"People are skeptical, aren't they?" Blanc commiserated. "People are worried that it's a departure from Alfred. They've given him a harder background, a military background with the MI6 thing. But what remains true is the fundamental relationship between Alfred and Bruce is the same. He's there to support, to nurture, to honor the promise he made to Bruce's parents and I really think we've stayed true to that. All the compassion, and all the wit I hope is still there. People are missing the one liners, but it's there and it's going to be there more. An example is that Alfred is forever trying to get Bruce to eat a decent meal, and all Bruce wants to do is drink protein shakes or a green tea."
"There's still that slight vying for control between the two of them as far as who dictates who's life. That's a very rich vein to tap for these two characters. One we've gone in a new direction, that's for sure and I don't think we're ashamed of that. We're proud of it. The fundamental truth of the relationship is still there and still honored that's what I love about the whole show. It's still very much Batman."

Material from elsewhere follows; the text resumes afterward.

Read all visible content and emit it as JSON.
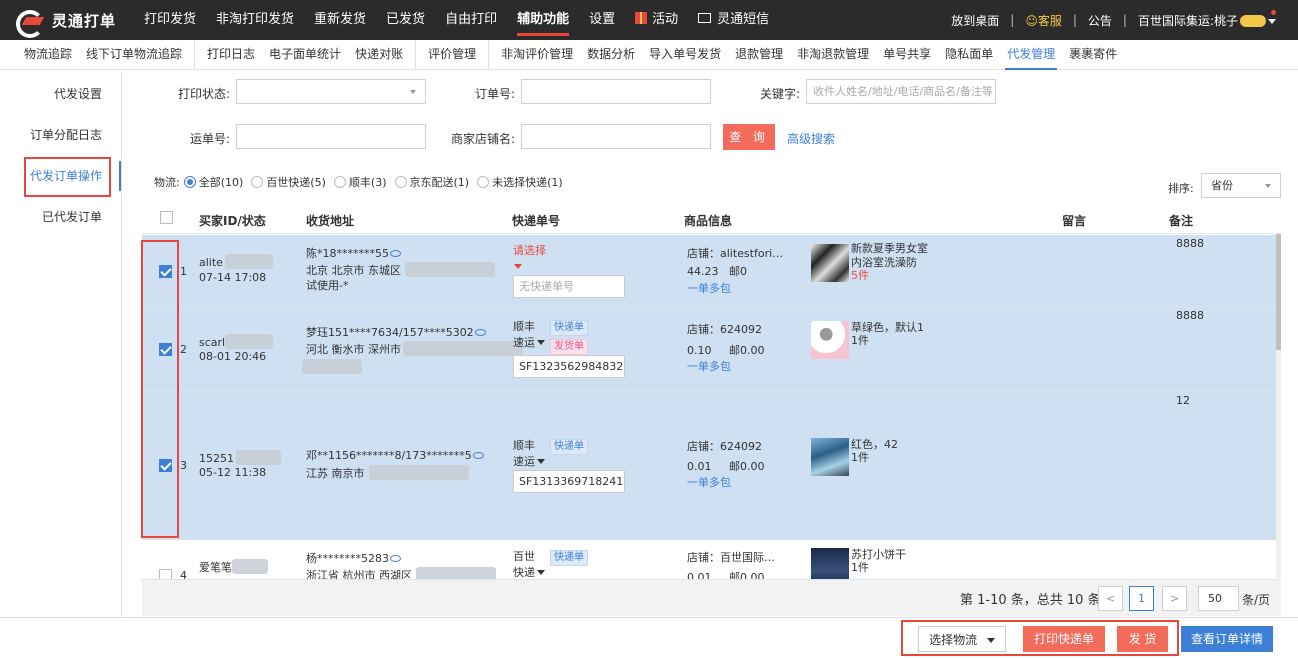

"It's risky, of course. Sometimes fans feel insulted by that, I don't as a fan. It's refreshing and enlightening and takes things in a new direction. What I want is the traditional relationships honored. If Alfred became Batman's sidekick, then that wouldn't wash for Alfred. I think there's concern that that's what's happening, not at all. That is not Alfred's role in this. It's just a younger re-imagining of Alfred. He's realizing that he's slowing up and he's not the guy he once was and he wants to provide that extra support. I think that's an interesting part of the story to delve into."
"Batman the franchise of franchises. It's hallowed ground and therefore risky to do something different. I love the challenge in that. Whenever you enter any kind of genre, you have a duty to honor that genre. So while you're hopefully doing something new you want to maintain the character elements that have always been there. We've kept the compassion, the fatherly relationship, the humor, the acerbic wit, that's why there's a British character in this thing is to set that up. It's a huge privilege. I was like a giddy school girl when I found out. We've been excited since. It's just stupendous when you see it all coming together. I love what they've done with it."
Because so much of this era of Batman isn't common knowledge Beware the Batman has a chance to be something that is both bold and brave. Much like Batman Beyond did from 1999-2001, Beware the Batman thrusts viewers to a timeline with characters that provide a great deal of mystery. That these characters will eventually shape Bruce Wayne, Alfred, Lt. Gordon and Barbara Gordon, into the iconic characters we know so well, Beware the Batman offers plenty of entry points of interest. Only time will tell how long we'll be able to experience this world.
Beware the Batman premiered July 13, 2013 and airs on Cartoon Network Saturday mornings as part of their DC Nation block. There are 26 episodes in season one.